There was also the horn in Roland’s bag, visible in a few different scenes. A indicator that this must be Roland’s next go round after the series ended. The books left off with him starting the journey to the Tower, this time with the horn he’d previously left behind. There was also the repeating of the number 19. I like the way they depicted the abandoned portal/doorway terminal when they were in Midworld. The portholes were nice, a cool way to depict the science fiction technology. The Dixie Pig was much different than the book, but it was pretty awesome. Instead of just a restaurant with the tunnels underneath, it’s was like a gauntlet spiraling down to the tunnels. It makes it look more dangerous and grittier. I was glad to see Sayre make an appearance in the movie. I’d have liked to know who some of the other bad guys doing Walter’s bidding were supposed to be. The effect on some of the lowmen/can-toi was pretty cool; the slit in the neck, extra space around the eyes and the sagging cheeks on some was sick looking. They also include hints at larger aspects from the book if you paid attention. Lastly, I’m sure you’ve already read about the nods to Kings other work.

There were also some significant changes to the story. We saw more of Jake’s parents, especially his mother who was almost nonexistent in the books. I like Katheryn Winnick, she’s great in the small screen time she has. I though it was interesting that switched up some of the details of his home life before crossing worlds. It worked okay and was totally plausible in the Dark Tower world. in the realm of possibilities for the Dark Tower’s logic. They also twisted the story of Walter’s attack on the Tower. In the book the psychics attack the beams, in a process that’s enjoyable and pleasurable, while living on an idealistic campus. In the movie, they live in the shadow of a dark ominous building where kids are strapped into a machine to directly attack the Tower with their psychic power. A process that appears tortuous. It makes the story a whole lot darker.

As I said this was more of an action movie than anything else. It was short and the pace was incredibly rushed. There wasn’t much character development and it rushed through events without much story. We meet Roland and Jake, get a few flashes of their past, but never get enough to really care about them. We know Roland lost a battle and Walter killed his father. But, what happened? When was this battle, where, for what exactly? Did Walter command an army or did he kill them all himself? What about his world, what happened to it? He delivers the famous line, the world has moved on, but nothing else. Same for Jake, we are left with so many questions. They show us the news clipping about his father’s death, but never followup. An additional thirty minutes or so to flesh out their stories and see them bond could have made a dramatic difference.

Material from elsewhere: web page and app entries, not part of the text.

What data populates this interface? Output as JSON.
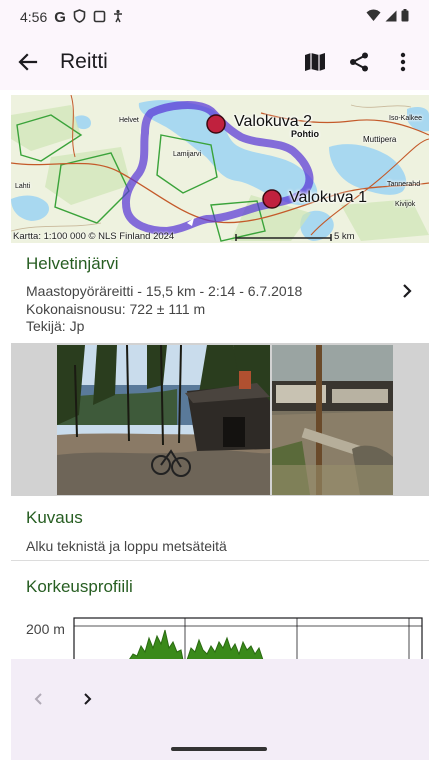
{
  "status_bar": {
    "time": "4:56",
    "icons": [
      "google-icon",
      "shield-icon",
      "screen-icon",
      "accessibility-icon"
    ],
    "right_icons": [
      "wifi-icon",
      "signal-icon",
      "battery-icon"
    ]
  },
  "app_bar": {
    "title": "Reitti",
    "actions": [
      "map-icon",
      "share-icon",
      "more-vert-icon"
    ]
  },
  "map": {
    "markers": [
      "Valokuva 2",
      "Valokuva 1"
    ],
    "credit": "Kartta: 1:100 000 © NLS Finland 2024",
    "scale": "5 km",
    "place_names": [
      "Pohtio",
      "Muttipera",
      "Iso-Kalkee",
      "Tannerahd",
      "Kivijok",
      "Helvet",
      "Lamijarvi",
      "Lahti"
    ],
    "route_color": "#5533d6",
    "marker_color": "#c0213e"
  },
  "route": {
    "name": "Helvetinjärvi",
    "summary": "Maastopyöräreitti - 15,5 km - 2:14 - 6.7.2018",
    "ascent": "Kokonaisnousu: 722 ± 111 m",
    "author": "Tekijä: Jp"
  },
  "photos": [
    "Hut by the lake",
    "Hut interior"
  ],
  "description": {
    "title": "Kuvaus",
    "text": "Alku teknistä ja loppu metsäteitä"
  },
  "elevation": {
    "title": "Korkeusprofiili",
    "ytick_label": "200 m"
  },
  "bottom_nav": {
    "prev_icon": "chevron-left-icon",
    "next_icon": "chevron-right-icon"
  },
  "colors": {
    "accent_green": "#275e22",
    "surface": "#fcf6fc",
    "bottom_surface": "#f3edf7"
  }
}
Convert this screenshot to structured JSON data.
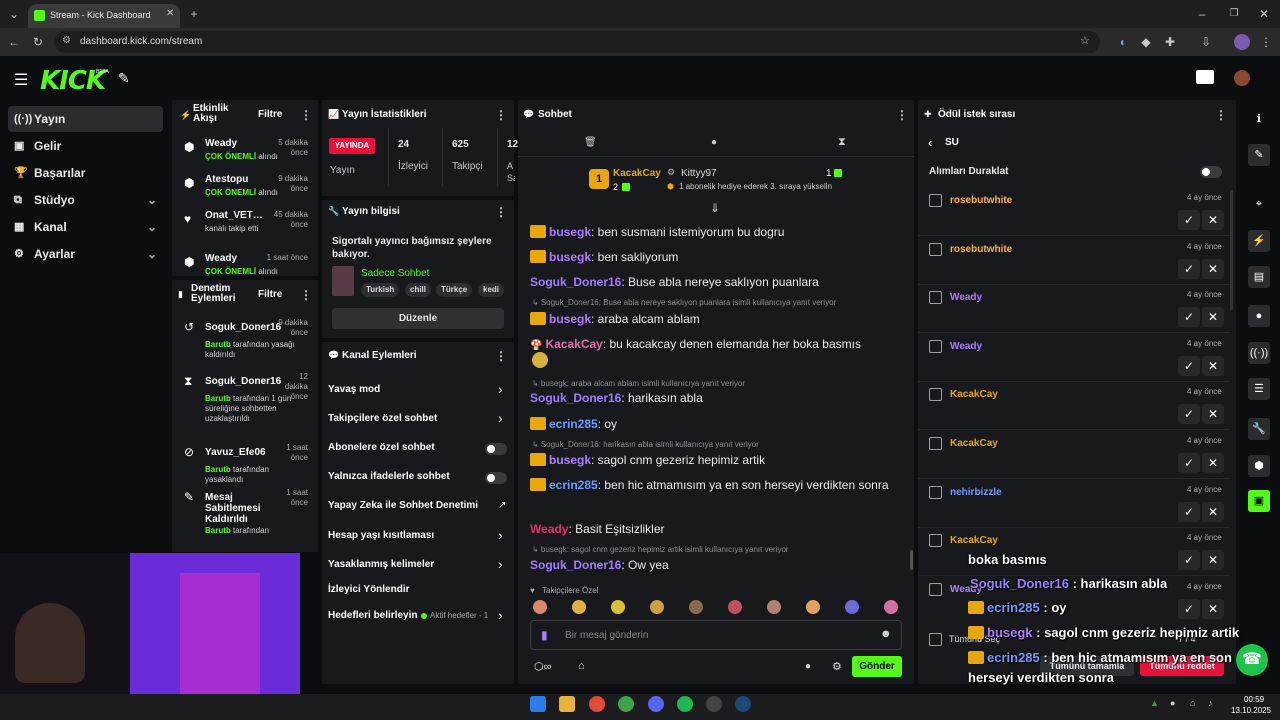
{
  "browser": {
    "tab_title": "Stream - Kick Dashboard",
    "url": "dashboard.kick.com/stream"
  },
  "header": {
    "logo": "KICK",
    "beta": "BETA"
  },
  "sidebar": {
    "items": [
      {
        "label": "Yayın",
        "icon": "broadcast-icon",
        "active": true
      },
      {
        "label": "Gelir",
        "icon": "wallet-icon"
      },
      {
        "label": "Başarılar",
        "icon": "trophy-icon"
      },
      {
        "label": "Stüdyo",
        "icon": "studio-icon",
        "expand": true
      },
      {
        "label": "Kanal",
        "icon": "channel-icon",
        "expand": true
      },
      {
        "label": "Ayarlar",
        "icon": "gear-icon",
        "expand": true
      }
    ]
  },
  "activity": {
    "title": "Etkinlik Akışı",
    "filter": "Filtre",
    "items": [
      {
        "name": "Weady",
        "time": "5 dakika önce",
        "hl": "ÇOK ÖNEMLİ",
        "rest": "alındı"
      },
      {
        "name": "Atestopu",
        "time": "9 dakika önce",
        "hl": "ÇOK ÖNEMLİ",
        "rest": "alındı"
      },
      {
        "name": "Onat_VETTEL",
        "time": "45 dakika önce",
        "hl": "",
        "rest": "kanalı takip etti"
      },
      {
        "name": "Weady",
        "time": "1 saat önce",
        "hl": "ÇOK ÖNEMLİ",
        "rest": "alındı"
      }
    ]
  },
  "moderation": {
    "title": "Denetim Eylemleri",
    "filter": "Filtre",
    "items": [
      {
        "name": "Soguk_Doner16",
        "time": "9 dakika önce",
        "mod": "Barutb",
        "text": "tarafından yasağı kaldırıldı"
      },
      {
        "name": "Soguk_Doner16",
        "time": "12 dakika önce",
        "mod": "Barutb",
        "text": "tarafından 1 gün süreliğine sohbetten uzaklaştırıldı"
      },
      {
        "name": "Yavuz_Efe06",
        "time": "1 saat önce",
        "mod": "Barutb",
        "text": "tarafından yasaklandı"
      },
      {
        "name": "Mesaj Sabitlemesi Kaldırıldı",
        "time": "1 saat önce",
        "mod": "Barutb",
        "text": "tarafından"
      }
    ]
  },
  "stats": {
    "title": "Yayın İstatistikleri",
    "live": "YAYINDA",
    "status_label": "Yayın",
    "viewers": "24",
    "viewers_label": "İzleyici",
    "followers": "625",
    "followers_label": "Takipçi",
    "extra": "12",
    "extra_label": "A Sa"
  },
  "info": {
    "title": "Yayın bilgisi",
    "stream_title": "Sigortalı yayıncı bağımsız şeylere bakıyor.",
    "category": "Sadece Sohbet",
    "tags": [
      "Turkish",
      "chill",
      "Türkçe",
      "kedi"
    ],
    "edit": "Düzenle"
  },
  "channel_actions": {
    "title": "Kanal Eylemleri",
    "items": [
      {
        "label": "Yavaş mod",
        "kind": "chevron"
      },
      {
        "label": "Takipçilere özel sohbet",
        "kind": "chevron"
      },
      {
        "label": "Abonelere özel sohbet",
        "kind": "toggle"
      },
      {
        "label": "Yalnızca ifadelerle sohbet",
        "kind": "toggle"
      },
      {
        "label": "Yapay Zeka ile Sohbet Denetimi",
        "kind": "external"
      },
      {
        "label": "Hesap yaşı kısıtlaması",
        "kind": "chevron"
      },
      {
        "label": "Yasaklanmış kelimeler",
        "kind": "chevron"
      },
      {
        "label": "İzleyici Yönlendir",
        "kind": "none"
      },
      {
        "label": "Hedefleri belirleyin",
        "kind": "goal"
      }
    ],
    "goal_status": "Aktif hedefler - 1"
  },
  "chat": {
    "title": "Sohbet",
    "pinned": {
      "user": "KacakCay",
      "rank": "1",
      "count": "2",
      "gifter": "Kittyy97",
      "gifter_count": "1",
      "note": "1 abonelik hediye ederek 3. sıraya yükselin"
    },
    "messages": [
      {
        "user": "busegk",
        "color": "#b07cff",
        "crown": true,
        "text": "ben susmani istemiyorum bu dogru"
      },
      {
        "user": "busegk",
        "color": "#b07cff",
        "crown": true,
        "text": "ben sakliyorum"
      },
      {
        "user": "Soguk_Doner16",
        "color": "#a07cff",
        "crown": false,
        "text": "Buse abla nereye saklıyon puanlara"
      },
      {
        "reply": "Soguk_Doner16: Buse abla nereye saklıyon puanlara isimli kullanıcıya yanıt veriyor"
      },
      {
        "user": "busegk",
        "color": "#b07cff",
        "crown": true,
        "text": "araba alcam ablam"
      },
      {
        "user": "KacakCay",
        "color": "#e070b0",
        "crown": false,
        "text": "bu kacakcay denen elemanda her boka basmıs"
      },
      {
        "reply": "busegk: araba alcam ablam isimli kullanıcıya yanıt veriyor"
      },
      {
        "user": "Soguk_Doner16",
        "color": "#a07cff",
        "crown": false,
        "text": "harikasın abla"
      },
      {
        "user": "ecrin285",
        "color": "#6b9cff",
        "crown": true,
        "text": "oy"
      },
      {
        "reply": "Soguk_Doner16: harikasın abla isimli kullanıcıya yanıt veriyor"
      },
      {
        "user": "busegk",
        "color": "#b07cff",
        "crown": true,
        "text": "sagol cnm gezeriz hepimiz artik"
      },
      {
        "user": "ecrin285",
        "color": "#6b9cff",
        "crown": true,
        "text": "ben hic atmamısım ya en son herseyi verdikten sonra"
      },
      {
        "user": "Weady",
        "color": "#e0336b",
        "crown": false,
        "text": "Basit Eşitsizlikler"
      },
      {
        "reply": "busegk: sagol cnm gezeriz hepimiz artik isimli kullanıcıya yanıt veriyor"
      },
      {
        "user": "Soguk_Doner16",
        "color": "#a07cff",
        "crown": false,
        "text": "Ow yea"
      }
    ],
    "emote_label": "Takipçilere Özel",
    "placeholder": "Bir mesaj gönderin",
    "send": "Gönder"
  },
  "rewards": {
    "title": "Ödül istek sırası",
    "back": "SU",
    "pause": "Alımları Duraklat",
    "items": [
      {
        "name": "rosebutwhite",
        "color": "#ffb23e",
        "time": "4 ay önce"
      },
      {
        "name": "rosebutwhite",
        "color": "#ffb23e",
        "time": "4 ay önce"
      },
      {
        "name": "Weady",
        "color": "#b07cff",
        "time": "4 ay önce"
      },
      {
        "name": "Weady",
        "color": "#b07cff",
        "time": "4 ay önce"
      },
      {
        "name": "KacakCay",
        "color": "#e8a70c",
        "time": "4 ay önce"
      },
      {
        "name": "KacakCay",
        "color": "#e8a70c",
        "time": "4 ay önce"
      },
      {
        "name": "nehirbizzle",
        "color": "#6b9cff",
        "time": "4 ay önce"
      },
      {
        "name": "KacakCay",
        "color": "#e8a70c",
        "time": "4 ay önce"
      },
      {
        "name": "Weady",
        "color": "#b07cff",
        "time": "4 ay önce"
      }
    ],
    "select_all": "Tümünü Seç",
    "count": "7 / 4",
    "accept_all": "Tümünü tamamla",
    "reject_all": "Tümünü reddet"
  },
  "overlay": [
    {
      "user": "",
      "text": "boka basmıs",
      "color": "#fff"
    },
    {
      "user": "Soguk_Doner16",
      "text": " : harikasın abla",
      "color": "#a07cff"
    },
    {
      "user": "ecrin285",
      "text": " : oy",
      "color": "#6b9cff"
    },
    {
      "user": "busegk",
      "text": " : sagol cnm gezeriz hepimiz artik",
      "color": "#b07cff"
    },
    {
      "user": "ecrin285",
      "text": " : ben hic atmamısım ya en son",
      "color": "#6b9cff"
    },
    {
      "user": "",
      "text": "herseyi verdikten sonra",
      "color": "#fff"
    },
    {
      "user": "Weady",
      "text": " : Basit Eşitsizlikler",
      "color": "#e0336b"
    }
  ],
  "taskbar": {
    "time": "00:59",
    "date": "13.10.2025"
  }
}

I think a great way would have been to include a scene of them by the fire one night telling each other just how they ended up where they are. It’s a familiar scene from the books, especially when character’s stories first intersect. That’s the other thing the movie is missing, the Dark Tower series is one huge story told in a lot of smaller stories. The theme of stories within stories comes up throughout the series. Most often characters share their story while sitting by the fire at night. It would have easily given viewers more story and included a common element from the books.

Overall, I didn’t think it was a terrible movie. I wasn’t expecting it to live up to the books. I went in with an open mind and wanted to judge it as a stand alone movie. It was entertaining and I was happy to see how they included references to the larger story. I could see it was close to being a really good movie but just lacked enough story. I’m sure most fans will not be happy and those unfamiliar with the series won’t care about the characters. But it’s got some pretty good action scenes and was fun to watch.